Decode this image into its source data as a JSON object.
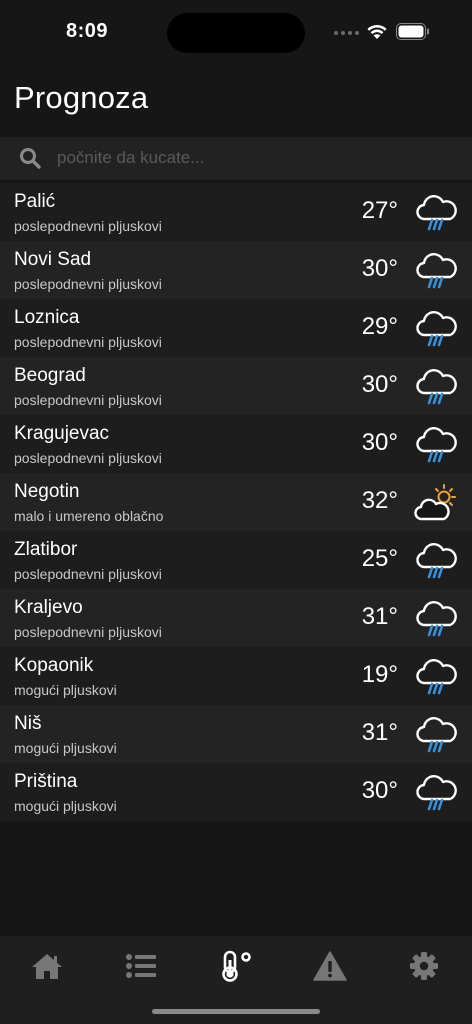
{
  "status": {
    "time": "8:09"
  },
  "header": {
    "title": "Prognoza"
  },
  "search": {
    "placeholder": "počnite da kucate..."
  },
  "forecast": [
    {
      "city": "Palić",
      "condition": "poslepodnevni pljuskovi",
      "temp": "27°",
      "icon": "rain-cloud-icon"
    },
    {
      "city": "Novi Sad",
      "condition": "poslepodnevni pljuskovi",
      "temp": "30°",
      "icon": "rain-cloud-icon"
    },
    {
      "city": "Loznica",
      "condition": "poslepodnevni pljuskovi",
      "temp": "29°",
      "icon": "rain-cloud-icon"
    },
    {
      "city": "Beograd",
      "condition": "poslepodnevni pljuskovi",
      "temp": "30°",
      "icon": "rain-cloud-icon"
    },
    {
      "city": "Kragujevac",
      "condition": "poslepodnevni pljuskovi",
      "temp": "30°",
      "icon": "rain-cloud-icon"
    },
    {
      "city": "Negotin",
      "condition": "malo i umereno oblačno",
      "temp": "32°",
      "icon": "partly-cloudy-icon"
    },
    {
      "city": "Zlatibor",
      "condition": "poslepodnevni pljuskovi",
      "temp": "25°",
      "icon": "rain-cloud-icon"
    },
    {
      "city": "Kraljevo",
      "condition": "poslepodnevni pljuskovi",
      "temp": "31°",
      "icon": "rain-cloud-icon"
    },
    {
      "city": "Kopaonik",
      "condition": "mogući pljuskovi",
      "temp": "19°",
      "icon": "rain-cloud-icon"
    },
    {
      "city": "Niš",
      "condition": "mogući pljuskovi",
      "temp": "31°",
      "icon": "rain-cloud-icon"
    },
    {
      "city": "Priština",
      "condition": "mogući pljuskovi",
      "temp": "30°",
      "icon": "rain-cloud-icon"
    }
  ],
  "tabs": [
    {
      "name": "tab-home",
      "icon": "home-icon",
      "active": false
    },
    {
      "name": "tab-list",
      "icon": "list-icon",
      "active": false
    },
    {
      "name": "tab-forecast",
      "icon": "thermometer-icon",
      "active": true
    },
    {
      "name": "tab-warnings",
      "icon": "warning-icon",
      "active": false
    },
    {
      "name": "tab-settings",
      "icon": "gear-icon",
      "active": false
    }
  ],
  "colors": {
    "background": "#161616",
    "row_odd": "#1d1d1d",
    "row_even": "#232323",
    "rain": "#3a8fd6",
    "sun": "#e9a13b",
    "tab_inactive": "#777777",
    "tab_active": "#ffffff"
  }
}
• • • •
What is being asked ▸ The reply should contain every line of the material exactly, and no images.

Final answer ▸
Decode this image into its source data as a JSON object.
{
  "status": {
    "time": "8:09"
  },
  "header": {
    "title": "Prognoza"
  },
  "search": {
    "placeholder": "počnite da kucate..."
  },
  "forecast": [
    {
      "city": "Palić",
      "condition": "poslepodnevni pljuskovi",
      "temp": "27°",
      "icon": "rain-cloud-icon"
    },
    {
      "city": "Novi Sad",
      "condition": "poslepodnevni pljuskovi",
      "temp": "30°",
      "icon": "rain-cloud-icon"
    },
    {
      "city": "Loznica",
      "condition": "poslepodnevni pljuskovi",
      "temp": "29°",
      "icon": "rain-cloud-icon"
    },
    {
      "city": "Beograd",
      "condition": "poslepodnevni pljuskovi",
      "temp": "30°",
      "icon": "rain-cloud-icon"
    },
    {
      "city": "Kragujevac",
      "condition": "poslepodnevni pljuskovi",
      "temp": "30°",
      "icon": "rain-cloud-icon"
    },
    {
      "city": "Negotin",
      "condition": "malo i umereno oblačno",
      "temp": "32°",
      "icon": "partly-cloudy-icon"
    },
    {
      "city": "Zlatibor",
      "condition": "poslepodnevni pljuskovi",
      "temp": "25°",
      "icon": "rain-cloud-icon"
    },
    {
      "city": "Kraljevo",
      "condition": "poslepodnevni pljuskovi",
      "temp": "31°",
      "icon": "rain-cloud-icon"
    },
    {
      "city": "Kopaonik",
      "condition": "mogući pljuskovi",
      "temp": "19°",
      "icon": "rain-cloud-icon"
    },
    {
      "city": "Niš",
      "condition": "mogući pljuskovi",
      "temp": "31°",
      "icon": "rain-cloud-icon"
    },
    {
      "city": "Priština",
      "condition": "mogući pljuskovi",
      "temp": "30°",
      "icon": "rain-cloud-icon"
    }
  ],
  "tabs": [
    {
      "name": "tab-home",
      "icon": "home-icon",
      "active": false
    },
    {
      "name": "tab-list",
      "icon": "list-icon",
      "active": false
    },
    {
      "name": "tab-forecast",
      "icon": "thermometer-icon",
      "active": true
    },
    {
      "name": "tab-warnings",
      "icon": "warning-icon",
      "active": false
    },
    {
      "name": "tab-settings",
      "icon": "gear-icon",
      "active": false
    }
  ],
  "colors": {
    "background": "#161616",
    "row_odd": "#1d1d1d",
    "row_even": "#232323",
    "rain": "#3a8fd6",
    "sun": "#e9a13b",
    "tab_inactive": "#777777",
    "tab_active": "#ffffff"
  }
}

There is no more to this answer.